_WHAT THE TASK REQUIRES_. Reproduce the data in its entirety, exactly as written.

_DATA EXTRACT_.
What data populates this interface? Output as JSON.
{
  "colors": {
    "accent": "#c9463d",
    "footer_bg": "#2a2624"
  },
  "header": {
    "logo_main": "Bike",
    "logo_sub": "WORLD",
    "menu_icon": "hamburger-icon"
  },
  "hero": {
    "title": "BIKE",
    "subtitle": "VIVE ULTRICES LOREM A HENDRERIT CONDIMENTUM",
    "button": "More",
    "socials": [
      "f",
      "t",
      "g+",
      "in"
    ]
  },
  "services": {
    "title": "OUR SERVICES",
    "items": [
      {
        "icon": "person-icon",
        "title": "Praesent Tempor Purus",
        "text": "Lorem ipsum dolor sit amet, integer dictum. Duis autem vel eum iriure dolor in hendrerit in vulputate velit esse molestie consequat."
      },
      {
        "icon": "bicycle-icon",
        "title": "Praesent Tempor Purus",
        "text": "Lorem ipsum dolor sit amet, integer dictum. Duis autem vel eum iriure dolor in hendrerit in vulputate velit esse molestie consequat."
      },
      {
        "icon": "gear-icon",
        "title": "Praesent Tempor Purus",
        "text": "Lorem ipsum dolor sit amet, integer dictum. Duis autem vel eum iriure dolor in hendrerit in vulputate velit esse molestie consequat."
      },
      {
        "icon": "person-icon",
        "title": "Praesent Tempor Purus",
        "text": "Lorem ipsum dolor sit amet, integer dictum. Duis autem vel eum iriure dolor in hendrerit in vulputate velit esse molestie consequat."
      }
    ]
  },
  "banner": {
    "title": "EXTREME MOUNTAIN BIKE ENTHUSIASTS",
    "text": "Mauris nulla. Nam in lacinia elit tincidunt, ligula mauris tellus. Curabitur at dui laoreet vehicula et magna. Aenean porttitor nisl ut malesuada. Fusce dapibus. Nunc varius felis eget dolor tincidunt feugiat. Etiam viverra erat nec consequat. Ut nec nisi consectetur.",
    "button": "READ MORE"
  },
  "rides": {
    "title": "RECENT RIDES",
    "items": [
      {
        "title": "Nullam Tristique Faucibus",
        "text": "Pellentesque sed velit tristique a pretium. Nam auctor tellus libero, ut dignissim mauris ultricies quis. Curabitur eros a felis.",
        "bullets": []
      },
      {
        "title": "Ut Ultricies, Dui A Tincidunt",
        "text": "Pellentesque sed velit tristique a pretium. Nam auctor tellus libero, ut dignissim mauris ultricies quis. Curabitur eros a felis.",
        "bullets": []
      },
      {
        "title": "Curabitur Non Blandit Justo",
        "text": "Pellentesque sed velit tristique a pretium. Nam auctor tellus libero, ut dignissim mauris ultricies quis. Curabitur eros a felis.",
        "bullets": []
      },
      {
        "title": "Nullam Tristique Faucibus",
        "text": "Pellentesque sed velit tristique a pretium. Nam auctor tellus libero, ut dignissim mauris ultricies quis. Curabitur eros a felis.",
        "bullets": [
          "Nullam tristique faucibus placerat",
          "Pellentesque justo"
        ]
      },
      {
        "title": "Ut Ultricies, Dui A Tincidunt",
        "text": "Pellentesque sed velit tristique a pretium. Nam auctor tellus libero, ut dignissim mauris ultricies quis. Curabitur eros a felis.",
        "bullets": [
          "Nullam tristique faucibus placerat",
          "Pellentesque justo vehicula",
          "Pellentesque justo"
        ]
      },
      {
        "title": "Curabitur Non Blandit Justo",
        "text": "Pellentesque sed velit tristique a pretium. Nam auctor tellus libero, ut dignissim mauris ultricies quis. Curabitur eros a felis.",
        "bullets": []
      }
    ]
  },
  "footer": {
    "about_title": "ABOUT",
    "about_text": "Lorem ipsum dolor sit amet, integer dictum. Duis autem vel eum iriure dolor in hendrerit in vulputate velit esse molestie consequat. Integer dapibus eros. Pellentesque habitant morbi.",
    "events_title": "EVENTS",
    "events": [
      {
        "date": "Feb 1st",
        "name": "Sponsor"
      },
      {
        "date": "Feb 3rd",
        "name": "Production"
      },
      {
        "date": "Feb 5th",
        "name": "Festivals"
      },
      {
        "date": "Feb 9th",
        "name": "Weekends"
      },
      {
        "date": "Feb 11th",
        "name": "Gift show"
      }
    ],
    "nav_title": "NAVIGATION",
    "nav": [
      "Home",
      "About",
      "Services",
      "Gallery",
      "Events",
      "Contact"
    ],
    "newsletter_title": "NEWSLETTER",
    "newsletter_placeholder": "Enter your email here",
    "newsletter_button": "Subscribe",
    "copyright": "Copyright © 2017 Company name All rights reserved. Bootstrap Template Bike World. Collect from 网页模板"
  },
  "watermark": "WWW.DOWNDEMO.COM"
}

_RESULT OF THE EXERCISE_.
What data populates this interface? Output as JSON.
{
  "colors": {
    "accent": "#c9463d",
    "footer_bg": "#2a2624"
  },
  "header": {
    "logo_main": "Bike",
    "logo_sub": "WORLD",
    "menu_icon": "hamburger-icon"
  },
  "hero": {
    "title": "BIKE",
    "subtitle": "VIVE ULTRICES LOREM A HENDRERIT CONDIMENTUM",
    "button": "More",
    "socials": [
      "f",
      "t",
      "g+",
      "in"
    ]
  },
  "services": {
    "title": "OUR SERVICES",
    "items": [
      {
        "icon": "person-icon",
        "title": "Praesent Tempor Purus",
        "text": "Lorem ipsum dolor sit amet, integer dictum. Duis autem vel eum iriure dolor in hendrerit in vulputate velit esse molestie consequat."
      },
      {
        "icon": "bicycle-icon",
        "title": "Praesent Tempor Purus",
        "text": "Lorem ipsum dolor sit amet, integer dictum. Duis autem vel eum iriure dolor in hendrerit in vulputate velit esse molestie consequat."
      },
      {
        "icon": "gear-icon",
        "title": "Praesent Tempor Purus",
        "text": "Lorem ipsum dolor sit amet, integer dictum. Duis autem vel eum iriure dolor in hendrerit in vulputate velit esse molestie consequat."
      },
      {
        "icon": "person-icon",
        "title": "Praesent Tempor Purus",
        "text": "Lorem ipsum dolor sit amet, integer dictum. Duis autem vel eum iriure dolor in hendrerit in vulputate velit esse molestie consequat."
      }
    ]
  },
  "banner": {
    "title": "EXTREME MOUNTAIN BIKE ENTHUSIASTS",
    "text": "Mauris nulla. Nam in lacinia elit tincidunt, ligula mauris tellus. Curabitur at dui laoreet vehicula et magna. Aenean porttitor nisl ut malesuada. Fusce dapibus. Nunc varius felis eget dolor tincidunt feugiat. Etiam viverra erat nec consequat. Ut nec nisi consectetur.",
    "button": "READ MORE"
  },
  "rides": {
    "title": "RECENT RIDES",
    "items": [
      {
        "title": "Nullam Tristique Faucibus",
        "text": "Pellentesque sed velit tristique a pretium. Nam auctor tellus libero, ut dignissim mauris ultricies quis. Curabitur eros a felis.",
        "bullets": []
      },
      {
        "title": "Ut Ultricies, Dui A Tincidunt",
        "text": "Pellentesque sed velit tristique a pretium. Nam auctor tellus libero, ut dignissim mauris ultricies quis. Curabitur eros a felis.",
        "bullets": []
      },
      {
        "title": "Curabitur Non Blandit Justo",
        "text": "Pellentesque sed velit tristique a pretium. Nam auctor tellus libero, ut dignissim mauris ultricies quis. Curabitur eros a felis.",
        "bullets": []
      },
      {
        "title": "Nullam Tristique Faucibus",
        "text": "Pellentesque sed velit tristique a pretium. Nam auctor tellus libero, ut dignissim mauris ultricies quis. Curabitur eros a felis.",
        "bullets": [
          "Nullam tristique faucibus placerat",
          "Pellentesque justo"
        ]
      },
      {
        "title": "Ut Ultricies, Dui A Tincidunt",
        "text": "Pellentesque sed velit tristique a pretium. Nam auctor tellus libero, ut dignissim mauris ultricies quis. Curabitur eros a felis.",
        "bullets": [
          "Nullam tristique faucibus placerat",
          "Pellentesque justo vehicula",
          "Pellentesque justo"
        ]
      },
      {
        "title": "Curabitur Non Blandit Justo",
        "text": "Pellentesque sed velit tristique a pretium. Nam auctor tellus libero, ut dignissim mauris ultricies quis. Curabitur eros a felis.",
        "bullets": []
      }
    ]
  },
  "footer": {
    "about_title": "ABOUT",
    "about_text": "Lorem ipsum dolor sit amet, integer dictum. Duis autem vel eum iriure dolor in hendrerit in vulputate velit esse molestie consequat. Integer dapibus eros. Pellentesque habitant morbi.",
    "events_title": "EVENTS",
    "events": [
      {
        "date": "Feb 1st",
        "name": "Sponsor"
      },
      {
        "date": "Feb 3rd",
        "name": "Production"
      },
      {
        "date": "Feb 5th",
        "name": "Festivals"
      },
      {
        "date": "Feb 9th",
        "name": "Weekends"
      },
      {
        "date": "Feb 11th",
        "name": "Gift show"
      }
    ],
    "nav_title": "NAVIGATION",
    "nav": [
      "Home",
      "About",
      "Services",
      "Gallery",
      "Events",
      "Contact"
    ],
    "newsletter_title": "NEWSLETTER",
    "newsletter_placeholder": "Enter your email here",
    "newsletter_button": "Subscribe",
    "copyright": "Copyright © 2017 Company name All rights reserved. Bootstrap Template Bike World. Collect from 网页模板"
  },
  "watermark": "WWW.DOWNDEMO.COM"
}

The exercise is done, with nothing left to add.